In a churchyard old and still, Where the breeze-touched branches thrill To and fro, Giant oak trees blend their shade O'er a sunken grave-mound, made Long ago. No stone, crumbling at its head, Bears the mossed name of the dead Graven deep; But a myriad blossoms' grace Clothes with trembling light the place Of his sleep. Was a young man in his strength Laid beneath this low mound's length, Heeding naught? Did a maiden's parents wail As they saw her, pulseless, pale, Hither brought? Was it else one full of days, Who had traveled darksome ways, And was tired, Who looked forth unto the end, And saw Death come as a friend Long desired? Who it was that rests below Not earth's wisest now may know, Or can tell; But these blossoms witness bear They who laid the sleeper there Loved him well. In the dust that closed him o'er Planted they the garden store Deemed most sweet, Till the fragrant gleam, outspread, Swept in beauty from his head To his feet. Still, in early springtime's glow, Guelder-roses cast their snow O'er his rest; Still sweet-williams breathe perfume Where the peonies' crimson bloom Drapes his breast. Passing stranger, pity not Him who lies here, all forgot, 'Neath this earth; Some one loved him—more can fall To no mortal. Love is all Life is worth.

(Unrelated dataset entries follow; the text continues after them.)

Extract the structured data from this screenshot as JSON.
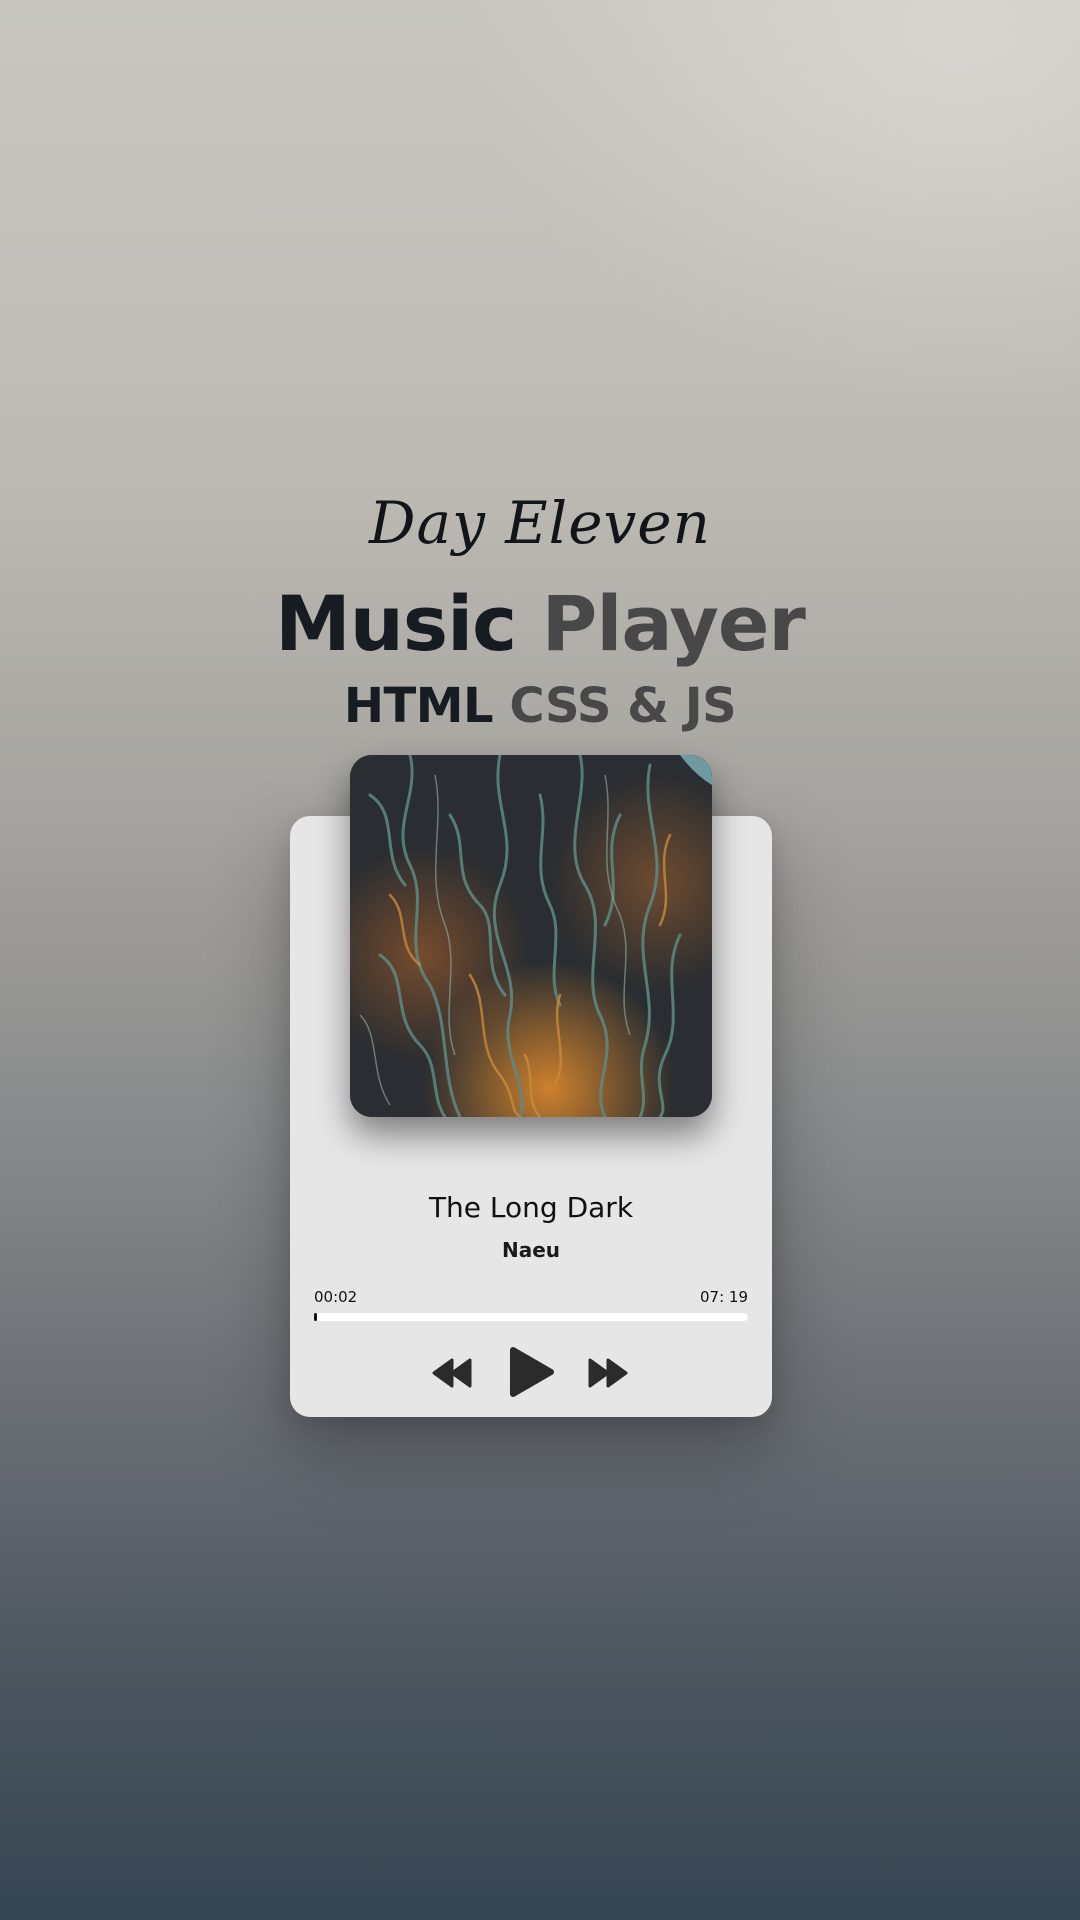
{
  "header": {
    "day": "Day Eleven",
    "title_part1": "Music",
    "title_part2": "Player",
    "subtitle_part1": "HTML",
    "subtitle_part2": "CSS & JS"
  },
  "player": {
    "cover_icon": "album-cover-image",
    "track_title": "The Long Dark",
    "artist": "Naeu",
    "current_time": "00:02",
    "total_time": "07: 19",
    "progress_fraction": 0.005,
    "controls": {
      "prev_icon": "rewind-icon",
      "play_icon": "play-icon",
      "next_icon": "fast-forward-icon"
    }
  },
  "colors": {
    "card_background": "#e6e6e7",
    "title_dark": "#161c22",
    "title_grey": "#484848",
    "progress_track": "#ffffff",
    "progress_fill": "#111111",
    "control_color": "#2b2b2b"
  }
}
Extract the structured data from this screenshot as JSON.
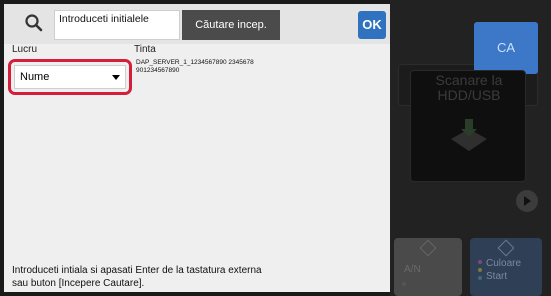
{
  "search": {
    "input_text": "Introduceti initialele",
    "button_label": "Căutare incep.",
    "ok_label": "OK"
  },
  "columns": {
    "work": "Lucru",
    "target": "Tinta"
  },
  "work_dropdown": {
    "selected": "Nume"
  },
  "target_value": "DAP_SERVER_1_1234567890 2345678901234567890",
  "hint": "Introduceti intiala si apasati Enter de la tastatura externa sau buton  [Incepere Cautare].",
  "background": {
    "ca_label": "CA",
    "scan_label": "Scanare la HDD/USB",
    "bw_label": "A/N",
    "color_label": "Culoare",
    "start_label": "Start"
  },
  "colors": {
    "highlight": "#d41e3a",
    "ok_button": "#2e72c0",
    "search_button": "#4b4b4b"
  }
}
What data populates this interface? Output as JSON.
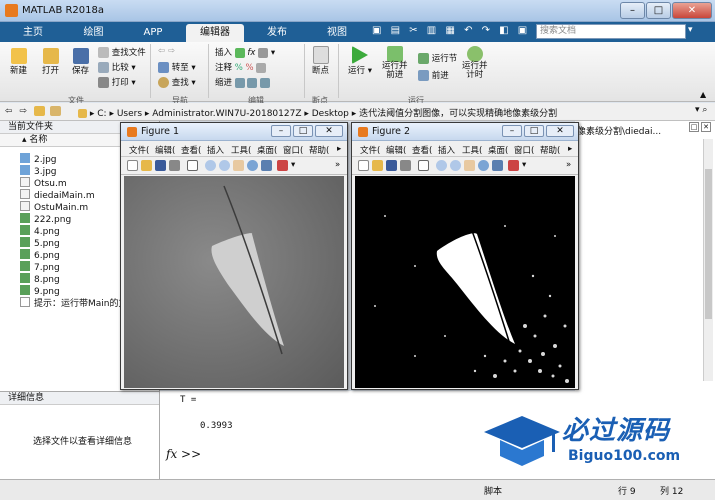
{
  "window": {
    "title": "MATLAB R2018a"
  },
  "tabs": [
    "主页",
    "绘图",
    "APP",
    "编辑器",
    "发布",
    "视图"
  ],
  "search": {
    "placeholder": "搜索文档"
  },
  "ribbon": {
    "file": {
      "new": "新建",
      "open": "打开",
      "save": "保存",
      "find_files": "查找文件",
      "compare": "比较",
      "print": "打印",
      "group": "文件"
    },
    "nav": {
      "goto": "转至",
      "find": "查找",
      "group": "导航"
    },
    "edit": {
      "insert": "插入",
      "comment": "注释",
      "indent": "缩进",
      "fx": "fx",
      "group": "编辑"
    },
    "breakpoint": {
      "label": "断点",
      "group": "断点"
    },
    "run": {
      "run": "运行",
      "run_advance": "运行并\n前进",
      "run_section": "运行节",
      "advance": "前进",
      "run_time": "运行并\n计时",
      "group": "运行"
    }
  },
  "address": {
    "segments": [
      "C:",
      "Users",
      "Administrator.WIN7U-20180127Z",
      "Desktop",
      "迭代法阈值分割图像，可以实现精确地像素级分割"
    ]
  },
  "current_folder": {
    "title": "当前文件夹",
    "column": "名称",
    "files": [
      "2.jpg",
      "3.jpg",
      "Otsu.m",
      "diedaiMain.m",
      "OstuMain.m",
      "222.png",
      "4.png",
      "5.png",
      "6.png",
      "7.png",
      "8.png",
      "9.png"
    ],
    "hint": "提示：运行带Main的文"
  },
  "detail": {
    "title": "详细信息",
    "message": "选择文件以查看详细信息"
  },
  "right_panel": {
    "path": "像素级分割\\diedai..."
  },
  "command": {
    "var": "T =",
    "value": "0.3993",
    "prompt": "fx >>"
  },
  "figure1": {
    "title": "Figure 1",
    "menu": [
      "文件(",
      "编辑(",
      "查看(",
      "插入",
      "工具(",
      "桌面(",
      "窗口(",
      "帮助("
    ]
  },
  "figure2": {
    "title": "Figure 2",
    "menu": [
      "文件(",
      "编辑(",
      "查看(",
      "插入",
      "工具(",
      "桌面(",
      "窗口(",
      "帮助("
    ]
  },
  "status": {
    "script": "脚本",
    "row_label": "行",
    "row": "9",
    "col_label": "列",
    "col": "12"
  },
  "watermark": {
    "cn": "必过源码",
    "url": "Biguo100.com"
  }
}
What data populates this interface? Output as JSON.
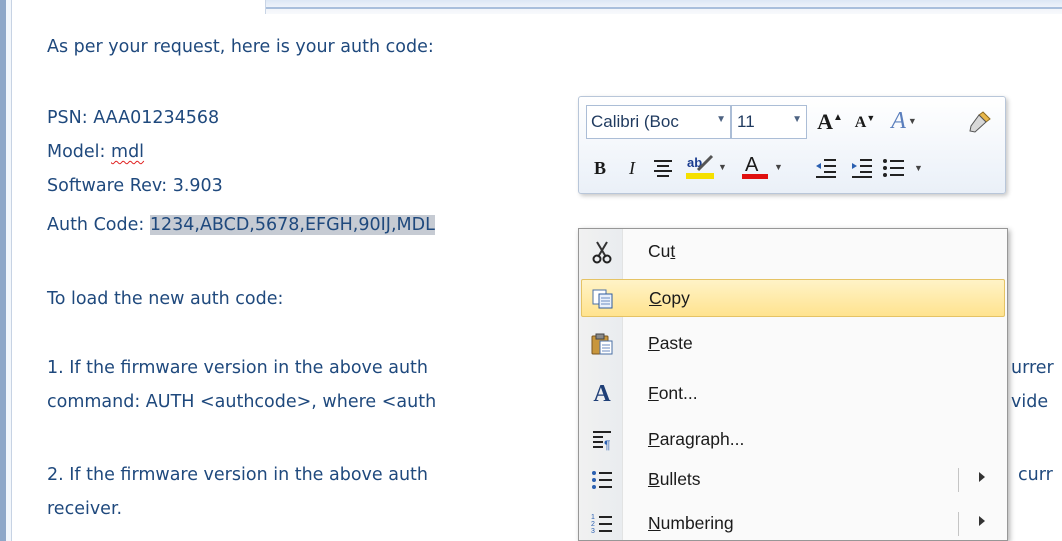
{
  "email": {
    "lines": [
      "As per your request, here is your auth code:",
      "PSN: AAA01234568",
      "Model: ",
      "mdl",
      "Software Rev: 3.903",
      "Auth Code: ",
      "1234,ABCD,5678,EFGH,90IJ,MDL",
      "To load the new auth code:",
      "1. If the firmware version in the above auth",
      "urrer",
      "command: AUTH <authcode>, where <auth",
      "vide",
      "2. If the firmware version in the above auth",
      "curr",
      "receiver."
    ]
  },
  "mini_toolbar": {
    "font_name": "Calibri (Boc",
    "font_size": "11",
    "icons": [
      "grow-font-icon",
      "shrink-font-icon",
      "styles-icon",
      "format-painter-icon",
      "bold-icon",
      "italic-icon",
      "center-align-icon",
      "highlight-icon",
      "font-color-icon",
      "decrease-indent-icon",
      "increase-indent-icon",
      "bullets-icon"
    ],
    "highlight_color": "#f5e000",
    "font_color": "#e01010"
  },
  "context_menu": {
    "items": [
      {
        "label": "Cut",
        "accel_before": "Cu",
        "accel": "t",
        "accel_after": "",
        "icon": "scissors-icon"
      },
      {
        "label": "Copy",
        "accel_before": "",
        "accel": "C",
        "accel_after": "opy",
        "icon": "copy-icon"
      },
      {
        "label": "Paste",
        "accel_before": "",
        "accel": "P",
        "accel_after": "aste",
        "icon": "paste-icon"
      },
      {
        "label": "Font...",
        "accel_before": "",
        "accel": "F",
        "accel_after": "ont...",
        "icon": "font-icon"
      },
      {
        "label": "Paragraph...",
        "accel_before": "",
        "accel": "P",
        "accel_after": "aragraph...",
        "icon": "paragraph-icon"
      },
      {
        "label": "Bullets",
        "accel_before": "",
        "accel": "B",
        "accel_after": "ullets",
        "icon": "bullets-icon"
      },
      {
        "label": "Numbering",
        "accel_before": "",
        "accel": "N",
        "accel_after": "umbering",
        "icon": "numbering-icon"
      }
    ],
    "highlighted": "Copy"
  },
  "colors": {
    "text": "#1f497d",
    "selection": "#c6cbd3",
    "menu_highlight": "#ffe38f"
  }
}
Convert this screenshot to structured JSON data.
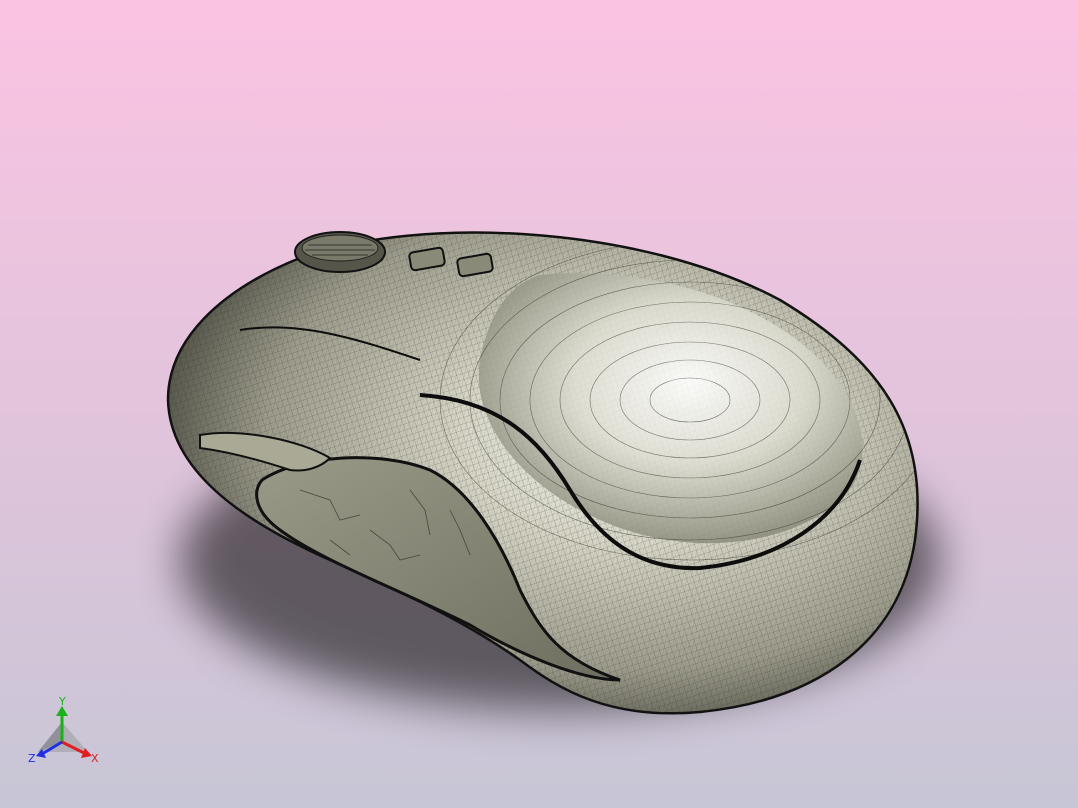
{
  "viewport": {
    "background_top": "#fbc3e2",
    "background_mid": "#e2c4dc",
    "background_bottom": "#c7c6d6"
  },
  "model": {
    "name": "wireless-mouse",
    "shell_color": "#b9b8a8",
    "shell_highlight": "#f2f2ec",
    "edge_color": "#1a1a1a",
    "side_grip_color": "#8a8a78"
  },
  "triad": {
    "axes": {
      "x": {
        "label": "X",
        "color": "#e02020"
      },
      "y": {
        "label": "Y",
        "color": "#19b319"
      },
      "z": {
        "label": "Z",
        "color": "#2030e0"
      }
    }
  }
}
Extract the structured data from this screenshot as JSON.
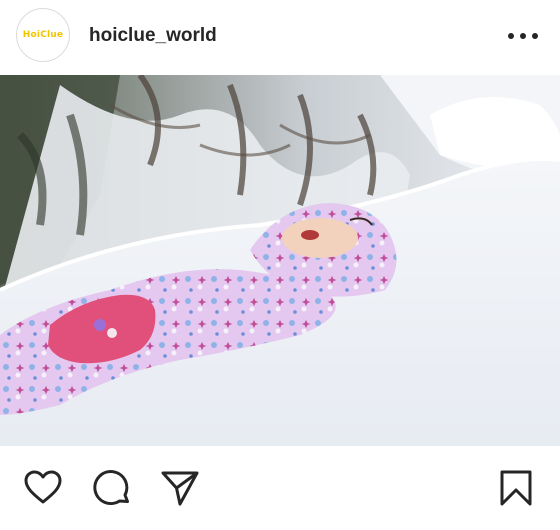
{
  "post": {
    "username": "hoiclue_world",
    "avatar_logo_text": "HoiClue",
    "more_icon": "more-horizontal-icon",
    "photo_description": "Child in a pink snowflake-print snowsuit lying on her back in deep snow, snow-covered trees in background"
  },
  "actions": {
    "like_icon": "heart-icon",
    "comment_icon": "comment-icon",
    "share_icon": "paper-plane-icon",
    "save_icon": "bookmark-icon"
  },
  "colors": {
    "text": "#262626",
    "logo": "#f2c500",
    "snowsuit": "#e2c6ef",
    "mitten": "#e0507a"
  }
}
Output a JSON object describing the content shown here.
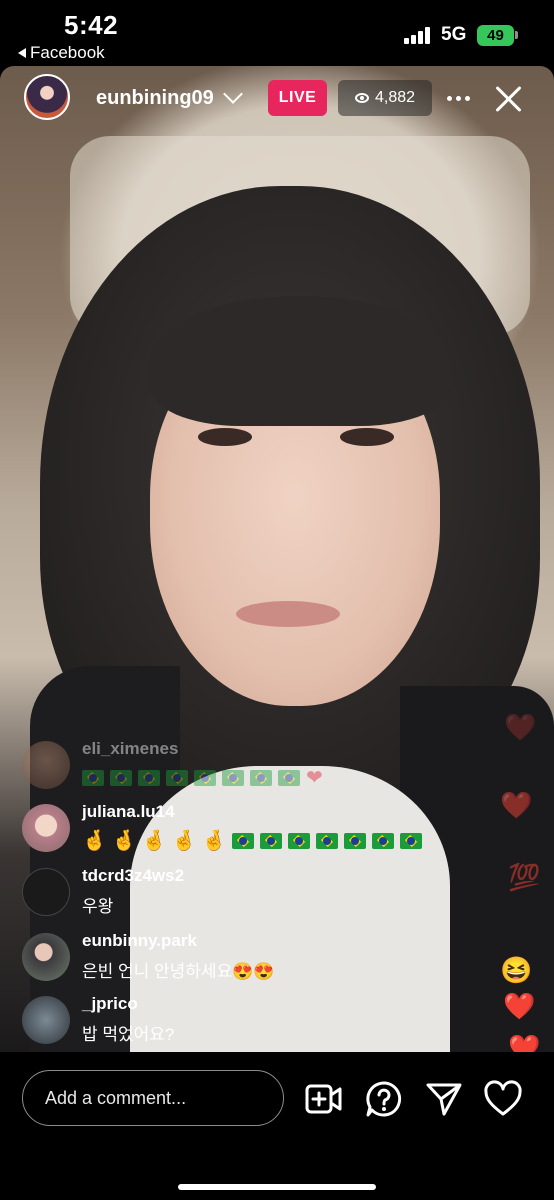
{
  "status_bar": {
    "time": "5:42",
    "back_app": "Facebook",
    "network": "5G",
    "battery": "49"
  },
  "header": {
    "username": "eunbining09",
    "live_label": "LIVE",
    "viewer_count": "4,882"
  },
  "comments": [
    {
      "user": "eli_ximenes",
      "text_type": "flags",
      "flag_count": 8,
      "trailing": "❤️"
    },
    {
      "user": "juliana.lu14",
      "text_type": "hands_flags",
      "hand_count": 5,
      "flag_count": 7
    },
    {
      "user": "tdcrd3z4ws2",
      "text": "우왕"
    },
    {
      "user": "eunbinny.park",
      "text": "은빈 언니 안녕하세요😍😍"
    },
    {
      "user": "_jprico",
      "text": "밥 먹었어요?"
    }
  ],
  "reactions": [
    "❤️",
    "❤️",
    "💯",
    "😆",
    "❤️",
    "❤️"
  ],
  "bottom_bar": {
    "comment_placeholder": "Add a comment...",
    "icons": [
      "add-video-icon",
      "question-icon",
      "send-icon",
      "heart-icon"
    ]
  },
  "colors": {
    "live_badge": "#e8265e",
    "battery": "#35c759"
  }
}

Love is a rainbow that appears
When heaven’s sunshine lights earth’s tears.
All varied colors of the light
Within its beauteous arch unite:
There Passion’s glowing crimson hue
Burns near Truth’s rich and deathless blue;
And Jealousy’s green lights unfold
‘Mid Pleasure’s tints of flame and gold.
O dark life’s stormy sky would seem,
If love’s clear rainbow did not gleam!